Activity:
Look at every line of the material and count the ones holding the word "annotation". The answer is the number only.

[Data for analysis Boundary: Start]

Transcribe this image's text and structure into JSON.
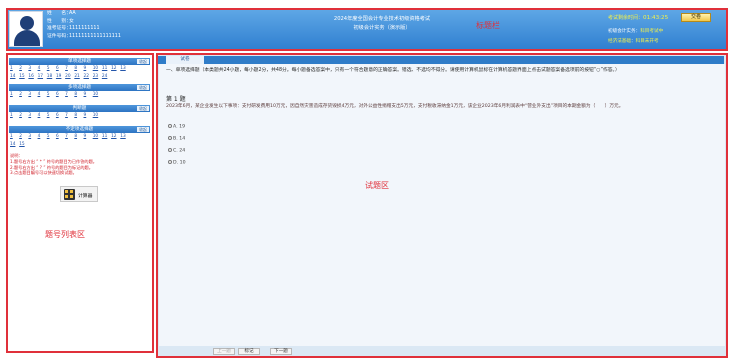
{
  "header": {
    "candidate": [
      {
        "label": "姓　　名：",
        "value": "AA"
      },
      {
        "label": "性　　别：",
        "value": "女"
      },
      {
        "label": "准考证号：",
        "value": "1111111111"
      },
      {
        "label": "证件号码：",
        "value": "11111111111111111"
      }
    ],
    "exam_title": "2024年度全国会计专业技术初级资格考试",
    "exam_subject": "初级会计实务（演示版）",
    "timer_label": "考试剩余时间：",
    "timer_value": "01:43:25",
    "submit_label": "交卷",
    "hint1_key": "初级会计实务",
    "hint1_value": "：",
    "hint1_extra": "科目考试中",
    "hint2_key": "经济法基础",
    "hint2_value": "：",
    "hint2_extra": "科目未开考",
    "annotation": "标题栏"
  },
  "left_panel": {
    "sections": [
      {
        "title": "单项选择题",
        "toggle": "收起",
        "rows": [
          [
            "1",
            "2",
            "3",
            "4",
            "5",
            "6",
            "7",
            "8",
            "9",
            "10",
            "11",
            "12",
            "13"
          ],
          [
            "14",
            "15",
            "16",
            "17",
            "18",
            "19",
            "20",
            "21",
            "22",
            "23",
            "24"
          ]
        ]
      },
      {
        "title": "多项选择题",
        "toggle": "收起",
        "rows": [
          [
            "1",
            "2",
            "3",
            "4",
            "5",
            "6",
            "7",
            "8",
            "9",
            "10"
          ]
        ]
      },
      {
        "title": "判断题",
        "toggle": "收起",
        "rows": [
          [
            "1",
            "2",
            "3",
            "4",
            "5",
            "6",
            "7",
            "8",
            "9",
            "10"
          ]
        ]
      },
      {
        "title": "不定项选择题",
        "toggle": "收起",
        "rows": [
          [
            "1",
            "2",
            "3",
            "4",
            "5",
            "6",
            "7",
            "8",
            "9",
            "10",
            "11",
            "12",
            "13",
            "14",
            "15"
          ]
        ]
      }
    ],
    "legend": [
      "说明：",
      "1.题号右方出 “ * ” 符号的题目为已作答的题。",
      "2.题号右方出 “ ? ” 符号的题目为标记的题。",
      "3.点击题目编号可以快速切换试题。"
    ],
    "calc_label": "计算器",
    "annotation": "题号列表区"
  },
  "right_panel": {
    "tab_label": "试卷",
    "instructions": "一、单项选择题（本类题共24小题，每小题2分，共48分。每小题备选答案中，只有一个符合题意的正确答案。错选、不选均不得分。请使用计算机鼠标在计算机答题界面上点击试题答案备选项前的按钮“○”作答。）",
    "question_number": "第 1 题",
    "question_text": "2023年6月，某企业发生以下事项：支付研发费用10万元，因自然灾害造成存货毁损4万元，对外公益性捐赠支出5万元，支付税收滞纳金1万元，该企业2023年6月利润表中“营业外支出”项目的本期金额为（　　）万元。",
    "options": [
      {
        "key": "A.",
        "text": "19"
      },
      {
        "key": "B.",
        "text": "14"
      },
      {
        "key": "C.",
        "text": "24"
      },
      {
        "key": "D.",
        "text": "10"
      }
    ],
    "nav_prev": "上一题",
    "nav_mark": "标记",
    "nav_next": "下一题",
    "annotation": "试题区"
  }
}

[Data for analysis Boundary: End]

Response box:
3